* **WHAT IS REQUIRED**
Copy each line of the records that contains the word "this".

* **Web page and app entries**
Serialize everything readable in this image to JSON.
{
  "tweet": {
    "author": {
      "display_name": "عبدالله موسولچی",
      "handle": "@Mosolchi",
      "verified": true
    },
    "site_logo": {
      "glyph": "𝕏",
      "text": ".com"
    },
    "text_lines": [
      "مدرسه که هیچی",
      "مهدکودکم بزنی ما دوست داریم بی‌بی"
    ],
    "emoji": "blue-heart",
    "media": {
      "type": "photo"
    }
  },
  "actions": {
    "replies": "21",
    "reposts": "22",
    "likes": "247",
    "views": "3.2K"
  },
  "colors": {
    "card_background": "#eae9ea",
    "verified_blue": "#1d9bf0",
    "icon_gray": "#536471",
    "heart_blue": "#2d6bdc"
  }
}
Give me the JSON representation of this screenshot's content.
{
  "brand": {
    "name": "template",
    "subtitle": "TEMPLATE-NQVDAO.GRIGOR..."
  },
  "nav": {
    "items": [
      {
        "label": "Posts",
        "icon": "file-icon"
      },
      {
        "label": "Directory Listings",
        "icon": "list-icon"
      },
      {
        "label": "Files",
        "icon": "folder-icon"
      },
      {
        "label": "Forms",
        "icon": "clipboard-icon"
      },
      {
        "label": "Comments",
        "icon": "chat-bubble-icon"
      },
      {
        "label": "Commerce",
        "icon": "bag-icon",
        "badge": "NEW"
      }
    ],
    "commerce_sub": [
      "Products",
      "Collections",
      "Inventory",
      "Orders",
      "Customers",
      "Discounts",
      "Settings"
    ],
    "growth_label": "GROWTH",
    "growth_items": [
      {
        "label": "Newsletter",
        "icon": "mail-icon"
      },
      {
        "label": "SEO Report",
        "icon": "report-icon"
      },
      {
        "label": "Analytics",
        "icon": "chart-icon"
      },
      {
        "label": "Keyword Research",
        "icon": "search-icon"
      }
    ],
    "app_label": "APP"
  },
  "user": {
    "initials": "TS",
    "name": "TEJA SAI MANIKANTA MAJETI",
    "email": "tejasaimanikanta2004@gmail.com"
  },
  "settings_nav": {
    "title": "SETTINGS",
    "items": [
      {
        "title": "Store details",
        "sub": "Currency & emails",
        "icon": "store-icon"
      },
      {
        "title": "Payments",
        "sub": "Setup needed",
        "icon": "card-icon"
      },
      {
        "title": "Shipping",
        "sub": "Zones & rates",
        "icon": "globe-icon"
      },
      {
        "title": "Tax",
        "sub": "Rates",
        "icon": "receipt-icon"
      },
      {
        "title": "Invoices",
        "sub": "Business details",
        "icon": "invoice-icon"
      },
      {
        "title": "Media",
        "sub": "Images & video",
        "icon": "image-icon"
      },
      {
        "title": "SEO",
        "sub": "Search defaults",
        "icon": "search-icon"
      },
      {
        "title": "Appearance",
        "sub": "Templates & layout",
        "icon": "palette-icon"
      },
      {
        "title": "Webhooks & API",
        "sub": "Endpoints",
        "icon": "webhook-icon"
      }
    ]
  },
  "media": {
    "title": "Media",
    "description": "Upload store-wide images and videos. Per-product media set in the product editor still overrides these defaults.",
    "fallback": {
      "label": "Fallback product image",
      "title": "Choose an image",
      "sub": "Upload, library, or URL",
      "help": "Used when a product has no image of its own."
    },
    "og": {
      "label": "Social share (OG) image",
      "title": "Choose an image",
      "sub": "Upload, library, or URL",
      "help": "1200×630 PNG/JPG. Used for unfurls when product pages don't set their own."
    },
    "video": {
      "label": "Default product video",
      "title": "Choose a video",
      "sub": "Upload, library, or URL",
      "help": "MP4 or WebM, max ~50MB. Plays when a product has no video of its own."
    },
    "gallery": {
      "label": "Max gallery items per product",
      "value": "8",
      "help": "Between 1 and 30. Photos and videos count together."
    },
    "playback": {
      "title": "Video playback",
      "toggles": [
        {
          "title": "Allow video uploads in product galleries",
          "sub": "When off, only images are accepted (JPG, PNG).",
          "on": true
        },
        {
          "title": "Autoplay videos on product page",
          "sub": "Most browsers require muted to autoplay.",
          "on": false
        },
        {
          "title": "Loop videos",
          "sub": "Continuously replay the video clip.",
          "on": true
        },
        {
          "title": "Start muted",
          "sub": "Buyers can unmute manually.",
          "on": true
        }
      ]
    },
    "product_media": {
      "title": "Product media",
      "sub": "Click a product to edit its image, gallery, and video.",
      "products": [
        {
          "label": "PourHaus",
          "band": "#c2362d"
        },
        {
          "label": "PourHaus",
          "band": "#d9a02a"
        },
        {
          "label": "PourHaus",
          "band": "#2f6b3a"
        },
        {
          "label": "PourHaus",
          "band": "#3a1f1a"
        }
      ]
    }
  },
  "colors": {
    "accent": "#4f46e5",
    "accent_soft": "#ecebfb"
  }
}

* **EXERCISE RESPONSE**
Serialize everything readable in this image to JSON.
Give me the JSON representation of this screenshot's content.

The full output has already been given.